A Look Inside!
The outfit looks great, but how does it look inside? The rear plate is held with three screws. The wiring is reasonably clean (they forgot to use cable clamps). The quality of the potentiometers is not the highest but we appreciate the fact that Yamaha chose a polypropylene capacitor instead of a standard ceramic one.
Time to Cuddle
Now that we know each other better, it's time to play with the siren from the Pacific. In spite of the maple top, the weight of the instrument is reasonable (about 6.5 lb.). Both when sitting down and standing up, the shape of the guitar matches your body, which makes it very pleasant to play. I don't like varnished necks, so I began with some sort of a handicap, but I swore to stay objective for the review! And it was a wise decision: this neck is thin, feels pleasant and is as fast as they come. The hand slides effortlessly along the full length.
I started by playing "Wonderwall". The guitar emphasizes high-mid frequencies, which is not surprising for an alder/maple combination. Luckily, the rosewood fingerboard brings a bit of softness to this bright sound.
Played unplugged, the guitar produces a dynamic sound with enough resonance. All overtones sound good, the factory setting and the action are good. It's time to plug it in to see if it sounds as well electrified as unplugged. I power on my everlasting JTM45 (I won't ever change my ways!) feeding a 2x12" Greenback speaker cabinet and placed a PG57 microphone in front of it. The sound and dynamics I heard unplugged are definitely there. Both pickups reproduced pretty well the nuances of my playing. The midrange is emphasized, which is something you'll either like or not at all. If you're looking for a modern sound, don't even bother looking this direction because this beauty is made for vintage blues/rock. By boosting the gain of the amp I could play "Cocaine" and "Paint it Black". The tone control is a push-pull pot allowing you to split the humbucker and get the bright sound of a single coil.

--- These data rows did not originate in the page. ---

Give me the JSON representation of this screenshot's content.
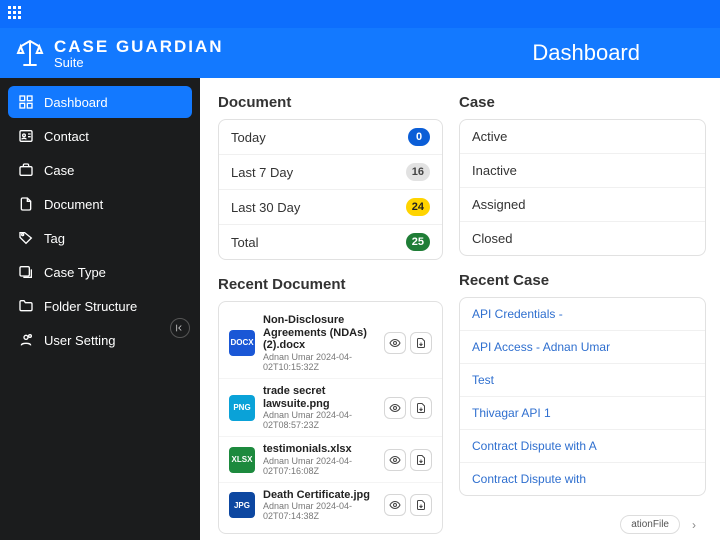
{
  "brand": {
    "line1": "CASE GUARDIAN",
    "line2": "Suite"
  },
  "page_title": "Dashboard",
  "sidebar": {
    "items": [
      {
        "label": "Dashboard",
        "icon": "dashboard-icon",
        "active": true
      },
      {
        "label": "Contact",
        "icon": "contact-icon"
      },
      {
        "label": "Case",
        "icon": "case-icon"
      },
      {
        "label": "Document",
        "icon": "document-icon"
      },
      {
        "label": "Tag",
        "icon": "tag-icon"
      },
      {
        "label": "Case Type",
        "icon": "case-type-icon"
      },
      {
        "label": "Folder Structure",
        "icon": "folder-icon"
      },
      {
        "label": "User Setting",
        "icon": "user-setting-icon"
      }
    ]
  },
  "doc_section_title": "Document",
  "case_section_title": "Case",
  "doc_stats": [
    {
      "label": "Today",
      "count": "0",
      "color": "blue"
    },
    {
      "label": "Last 7 Day",
      "count": "16",
      "color": "gray"
    },
    {
      "label": "Last 30 Day",
      "count": "24",
      "color": "yellow"
    },
    {
      "label": "Total",
      "count": "25",
      "color": "green"
    }
  ],
  "case_stats": [
    {
      "label": "Active"
    },
    {
      "label": "Inactive"
    },
    {
      "label": "Assigned"
    },
    {
      "label": "Closed"
    }
  ],
  "recent_doc_title": "Recent Document",
  "recent_case_title": "Recent Case",
  "recent_docs": [
    {
      "name": "Non-Disclosure Agreements (NDAs) (2).docx",
      "sub": "Adnan Umar 2024-04-02T10:15:32Z",
      "ext": "DOCX",
      "cls": "docx"
    },
    {
      "name": "trade secret lawsuite.png",
      "sub": "Adnan Umar 2024-04-02T08:57:23Z",
      "ext": "PNG",
      "cls": "png"
    },
    {
      "name": "testimonials.xlsx",
      "sub": "Adnan Umar 2024-04-02T07:16:08Z",
      "ext": "XLSX",
      "cls": "xlsx"
    },
    {
      "name": "Death Certificate.jpg",
      "sub": "Adnan Umar 2024-04-02T07:14:38Z",
      "ext": "JPG",
      "cls": "jpg"
    }
  ],
  "recent_cases": [
    "API Credentials -",
    "API Access - Adnan Umar",
    "Test",
    "Thivagar API 1",
    "Contract Dispute with A",
    "Contract Dispute with"
  ],
  "bubble_text": "ationFile"
}
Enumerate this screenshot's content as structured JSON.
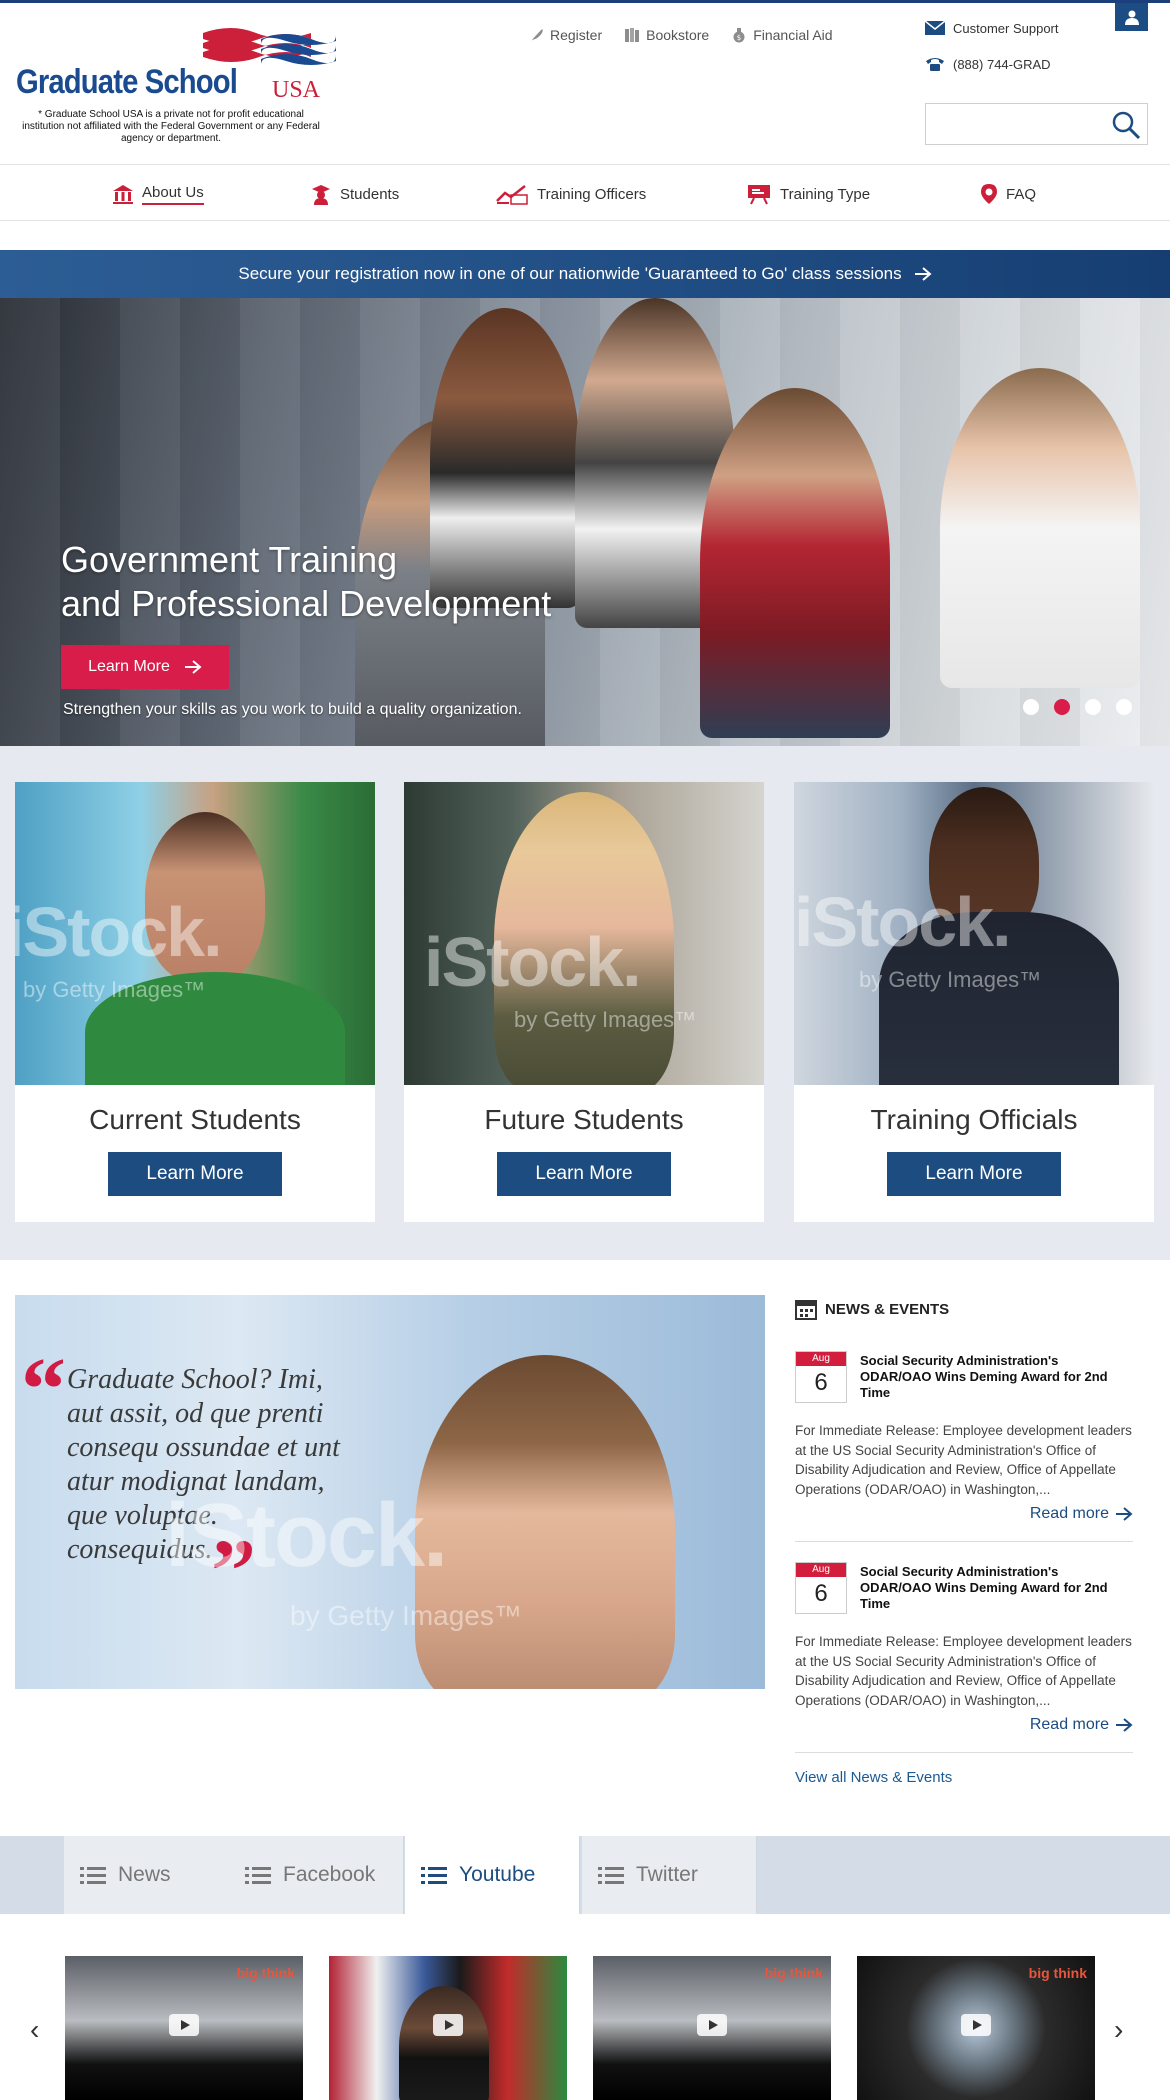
{
  "brand": {
    "name_main": "Graduate School",
    "name_suffix": "USA",
    "disclaimer": "* Graduate School USA is a private not for profit educational institution not affiliated with the Federal Government or any Federal agency or department.",
    "colors": {
      "primary": "#1c4c80",
      "accent": "#d81d4a",
      "logo_blue": "#1a4a8f"
    }
  },
  "toplinks": [
    {
      "label": "Register",
      "icon": "feather-icon"
    },
    {
      "label": "Bookstore",
      "icon": "books-icon"
    },
    {
      "label": "Financial Aid",
      "icon": "money-bag-icon"
    }
  ],
  "support": {
    "customer_support": "Customer Support",
    "phone": "(888) 744-GRAD"
  },
  "search": {
    "placeholder": ""
  },
  "nav": [
    {
      "label": "About Us",
      "icon": "building-icon",
      "active": true
    },
    {
      "label": "Students",
      "icon": "graduate-icon"
    },
    {
      "label": "Training Officers",
      "icon": "chart-icon"
    },
    {
      "label": "Training Type",
      "icon": "presentation-icon"
    },
    {
      "label": "FAQ",
      "icon": "location-pin-icon"
    }
  ],
  "banner": {
    "text": "Secure your registration now in one of our nationwide 'Guaranteed to Go' class sessions"
  },
  "hero": {
    "title_line1": "Government Training",
    "title_line2": "and Professional Development",
    "button": "Learn More",
    "subtitle": "Strengthen your skills as you work to build a quality organization.",
    "slides": 4,
    "active_slide": 2
  },
  "cards": [
    {
      "title": "Current Students",
      "button": "Learn More"
    },
    {
      "title": "Future Students",
      "button": "Learn More"
    },
    {
      "title": "Training Officials",
      "button": "Learn More"
    }
  ],
  "watermark": {
    "main": "iStock.",
    "sub": "by Getty Images™"
  },
  "quote": {
    "text": "Graduate School? Imi, aut assit, od que prenti consequ ossundae et unt atur modignat landam, que voluptae. consequidus."
  },
  "news": {
    "heading": "NEWS & EVENTS",
    "items": [
      {
        "month": "Aug",
        "day": "6",
        "title": "Social Security Administration's ODAR/OAO Wins Deming Award for 2nd Time",
        "body": "For Immediate Release: Employee development leaders at the US Social Security Administration's Office of Disability Adjudication and Review, Office of Appellate Operations (ODAR/OAO) in Washington,...",
        "link": "Read more"
      },
      {
        "month": "Aug",
        "day": "6",
        "title": "Social Security Administration's ODAR/OAO Wins Deming Award for 2nd Time",
        "body": "For Immediate Release: Employee development leaders at the US Social Security Administration's Office of Disability Adjudication and Review, Office of Appellate Operations (ODAR/OAO) in Washington,...",
        "link": "Read more"
      }
    ],
    "view_all": "View all News & Events"
  },
  "tabs": [
    {
      "label": "News",
      "active": false
    },
    {
      "label": "Facebook",
      "active": false
    },
    {
      "label": "Youtube",
      "active": true
    },
    {
      "label": "Twitter",
      "active": false
    }
  ],
  "videos": [
    {
      "tag": "big think"
    },
    {
      "tag": ""
    },
    {
      "tag": "big think"
    },
    {
      "tag": "big think"
    }
  ]
}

I also plugged the guitar to a Mesa Boogie F50 (2-channel tube amp) to see how it deals with modern amps... and it passed the test successfully! With the clean channel, the P90 produces a quite warm sound. With a little bit of reverb, this sound is perfect for Clapton-style arpeggios. With the drive channel, I like the biting tone of the bridge pickup. The coil-split function is very useful because the Custom 5 emphasizes low frequencies. You can use the push-pull to switch between rhythm and lead sound: the tone becomes warmer and slightly louder.
Both plugged and unplugged, it was a real pleasure to play this guitar. The thin neck and the simple controls make it easily accessible.
This Pacifica PAC611HFM is a good surprise for the beginning of 2012. Its versatility will allow you to play anything from ballads to hard rock, blues, Californian, ska, and much more. Unfortunately for fans of heavy metal, fat distortion and modern sounds, this guitar is not for you. Like every other good thing, quality has a price, and the beauty is not cheap. As a consequence, we would like to get a real gigbag with it.